|System: Wii||Review Rating Legend|
|Dev: Krome Studios||1.0 - 1.9 = Avoid||4.0 - 4.4 = Great|
|Pub: Lucas Arts||2.0 - 2.4 = Poor||4.5 - 4.9 = Must Buy|
|Release: Nov. 11, 2008||2.5 - 2.9 = Average||5.0 = The Best|
|Players: 1-2||3.0 - 3.4 = Fair|
|ESRB Rating: Teen||3.5 - 3.9 = Good|
Ever since the Wiis controller was revealed, Star Wars fans have dreamt of being able to wield their own virtual lightsaber. These dreams have largely gone unfulfilled as the Wii-mote has consistently proven itself to not handle one to one motion detection very well.
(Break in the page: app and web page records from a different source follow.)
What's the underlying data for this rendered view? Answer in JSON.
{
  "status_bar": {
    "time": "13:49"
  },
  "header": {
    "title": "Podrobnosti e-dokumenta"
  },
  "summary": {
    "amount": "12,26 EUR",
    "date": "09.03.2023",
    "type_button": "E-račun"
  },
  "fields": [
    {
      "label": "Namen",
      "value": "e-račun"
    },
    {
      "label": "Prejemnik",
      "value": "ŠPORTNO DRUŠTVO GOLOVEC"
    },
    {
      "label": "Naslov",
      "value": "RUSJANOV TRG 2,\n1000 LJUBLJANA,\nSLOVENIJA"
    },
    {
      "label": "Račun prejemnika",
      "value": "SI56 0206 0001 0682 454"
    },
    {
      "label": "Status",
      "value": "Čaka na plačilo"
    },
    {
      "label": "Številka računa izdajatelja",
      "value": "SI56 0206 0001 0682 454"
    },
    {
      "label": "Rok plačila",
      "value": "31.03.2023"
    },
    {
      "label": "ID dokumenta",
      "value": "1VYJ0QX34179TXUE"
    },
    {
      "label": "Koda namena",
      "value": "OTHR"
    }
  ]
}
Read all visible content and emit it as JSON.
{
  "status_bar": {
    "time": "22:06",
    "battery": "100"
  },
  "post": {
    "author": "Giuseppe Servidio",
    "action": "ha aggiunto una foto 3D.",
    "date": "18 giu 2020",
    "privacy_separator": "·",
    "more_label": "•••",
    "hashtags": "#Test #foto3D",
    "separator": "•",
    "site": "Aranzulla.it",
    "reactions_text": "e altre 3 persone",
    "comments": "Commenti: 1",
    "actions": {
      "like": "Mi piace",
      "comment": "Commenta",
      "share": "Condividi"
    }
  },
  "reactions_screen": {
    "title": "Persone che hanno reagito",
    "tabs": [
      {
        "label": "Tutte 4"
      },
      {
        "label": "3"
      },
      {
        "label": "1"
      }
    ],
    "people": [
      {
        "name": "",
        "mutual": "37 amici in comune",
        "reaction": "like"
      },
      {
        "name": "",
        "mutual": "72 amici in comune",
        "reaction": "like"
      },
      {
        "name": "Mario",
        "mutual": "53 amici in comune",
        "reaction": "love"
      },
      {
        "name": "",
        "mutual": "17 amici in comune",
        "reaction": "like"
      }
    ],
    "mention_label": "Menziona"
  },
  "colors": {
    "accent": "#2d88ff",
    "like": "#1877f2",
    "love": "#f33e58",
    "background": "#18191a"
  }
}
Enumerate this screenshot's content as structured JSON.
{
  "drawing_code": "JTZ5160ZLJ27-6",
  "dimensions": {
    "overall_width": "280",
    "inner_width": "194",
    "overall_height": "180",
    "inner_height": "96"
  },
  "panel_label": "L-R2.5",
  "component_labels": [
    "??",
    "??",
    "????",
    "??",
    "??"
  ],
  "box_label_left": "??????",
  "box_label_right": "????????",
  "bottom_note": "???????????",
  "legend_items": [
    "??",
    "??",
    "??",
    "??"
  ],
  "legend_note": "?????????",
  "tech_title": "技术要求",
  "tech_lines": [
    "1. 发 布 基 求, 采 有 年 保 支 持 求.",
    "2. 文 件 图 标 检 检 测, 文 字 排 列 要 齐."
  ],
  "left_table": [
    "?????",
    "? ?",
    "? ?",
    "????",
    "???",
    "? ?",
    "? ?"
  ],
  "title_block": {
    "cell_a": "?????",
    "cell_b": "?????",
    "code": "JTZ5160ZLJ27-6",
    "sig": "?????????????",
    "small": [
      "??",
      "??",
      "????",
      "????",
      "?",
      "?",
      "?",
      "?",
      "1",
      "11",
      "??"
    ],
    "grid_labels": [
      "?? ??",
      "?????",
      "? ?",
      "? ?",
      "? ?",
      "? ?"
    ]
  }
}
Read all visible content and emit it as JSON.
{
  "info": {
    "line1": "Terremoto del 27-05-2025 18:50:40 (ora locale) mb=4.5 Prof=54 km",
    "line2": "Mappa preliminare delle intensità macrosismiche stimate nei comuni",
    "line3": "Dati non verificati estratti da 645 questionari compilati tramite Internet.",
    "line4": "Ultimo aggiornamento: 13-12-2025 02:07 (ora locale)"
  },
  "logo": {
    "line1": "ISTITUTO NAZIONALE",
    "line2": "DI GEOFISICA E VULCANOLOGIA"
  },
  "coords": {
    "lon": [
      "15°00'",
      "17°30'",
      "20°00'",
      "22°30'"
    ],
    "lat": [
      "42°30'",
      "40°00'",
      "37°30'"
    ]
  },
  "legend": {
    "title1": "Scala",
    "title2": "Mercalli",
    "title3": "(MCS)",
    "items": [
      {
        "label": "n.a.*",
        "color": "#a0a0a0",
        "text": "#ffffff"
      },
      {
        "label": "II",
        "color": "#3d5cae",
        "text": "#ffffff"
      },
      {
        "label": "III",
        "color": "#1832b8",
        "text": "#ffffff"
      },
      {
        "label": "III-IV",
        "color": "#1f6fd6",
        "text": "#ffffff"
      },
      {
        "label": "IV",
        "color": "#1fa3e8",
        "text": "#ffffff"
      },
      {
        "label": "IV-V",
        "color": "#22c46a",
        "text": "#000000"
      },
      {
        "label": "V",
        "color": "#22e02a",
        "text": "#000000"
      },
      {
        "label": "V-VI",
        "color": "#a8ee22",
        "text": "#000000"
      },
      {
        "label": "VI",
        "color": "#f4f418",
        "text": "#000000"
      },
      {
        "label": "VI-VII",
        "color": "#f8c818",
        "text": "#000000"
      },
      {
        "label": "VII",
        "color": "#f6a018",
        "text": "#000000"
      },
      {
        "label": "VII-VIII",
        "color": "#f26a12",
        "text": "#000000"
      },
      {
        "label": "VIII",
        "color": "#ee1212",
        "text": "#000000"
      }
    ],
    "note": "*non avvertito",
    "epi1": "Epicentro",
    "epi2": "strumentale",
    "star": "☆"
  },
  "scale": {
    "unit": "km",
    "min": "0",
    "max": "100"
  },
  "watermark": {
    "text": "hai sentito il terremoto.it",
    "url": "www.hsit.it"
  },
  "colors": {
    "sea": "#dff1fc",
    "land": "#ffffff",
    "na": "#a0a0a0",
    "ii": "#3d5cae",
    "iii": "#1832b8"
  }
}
At E3 2008, Nintendo announced the Wii MotionPlus add-on, which would seemingly make these fans dreams a real possibility. The only problem is that Nintendo failed to get it into Lucas Arts hands before they finished making Star Wars The Clone Wars: Lightsaber Duels, a fighting game that is built entirely around lightsaber combat.
Lightsaber Duels takes place during The Clone Wars animated film and cartoon series, which means it slips in somewhere between the events of Episode II and Episode III. The game stays true to the source material it is based on, having Anakin, his new apprentice Ahsoka Tano, and Obi-Wan trying to return Jabba the Hutts child home safely. As with The Clone Wars, this involves several lightsaber battles against the likes of Count Dooku, his apprentice Asajj Ventress, and General Grievous.
All of this games characters and backdrops will be very familiar to anyone who has experienced either of these other Clone Wars properties. Sticking with the cartoony and stylistic visuals provided by The Clone Wars actually manages to work in Lightsaber Duels favor. The characters wind up looking very comparable to their CGI counterparts, which is pretty impressive even if Count Dookus face is roughly three feet long. The excellent lighting effects provided by lightsaber clashes further add to the visual appeal of these character models, with shades of red, blue, and green light casting shadows and illuminating features while the camera is closely focused on these characters faces.
The fighting arenas in the game are not only visually impressive, but also help to add variety to most fights. A conflict next to a Sarlacc pit will include random smacks from tentacles, while fighting on the exterior of a ship will have intermittent bursts of engine exhaust to avoid. Several of these occurrences can also be hard to account for as they will happen during your matches, with separatists bursting through the wall of the Rancor pit to fire blasters at you being one of the most memorable. At times this can get annoying, but mostly it adds a sense of spontaneity and excitement to the otherwise fairly dull combat.
Due to the current limitations of the Wii-mote, Lightsaber Duels doesnt allow for precision lightsaber controls. Instead, the game recognizes upward, downward, and side to side slashes, which translate into similar moves carried out by your character. The Wii-mote also registers (poorly I might add) thrusts towards the screen that result in a thrusting strike. Every character in the game is allotted five combos, which are performed by stringing together a specific series of these basic attacks. Unfortunately, the game will often fail to recognize many of these motions, especially when done in the quick succession necessary to actually carry out these combos.
Sadly, your other offensive tools dont help matters out any either. Players have very few force powers, limited to strengthening your lightsaber attacks, throwing objects at your opponent, and a force push maneuver. Using the force to hurl objects at your enemy is a pointless endeavor, partly because it doesnt work a majority of the time and partly because when it actually does, it uses a good chunk of your force power and results in very small amount of damage. Although the force push maneuver works more reliably, it will also take most of your force power and will also barely make a dent in your foe.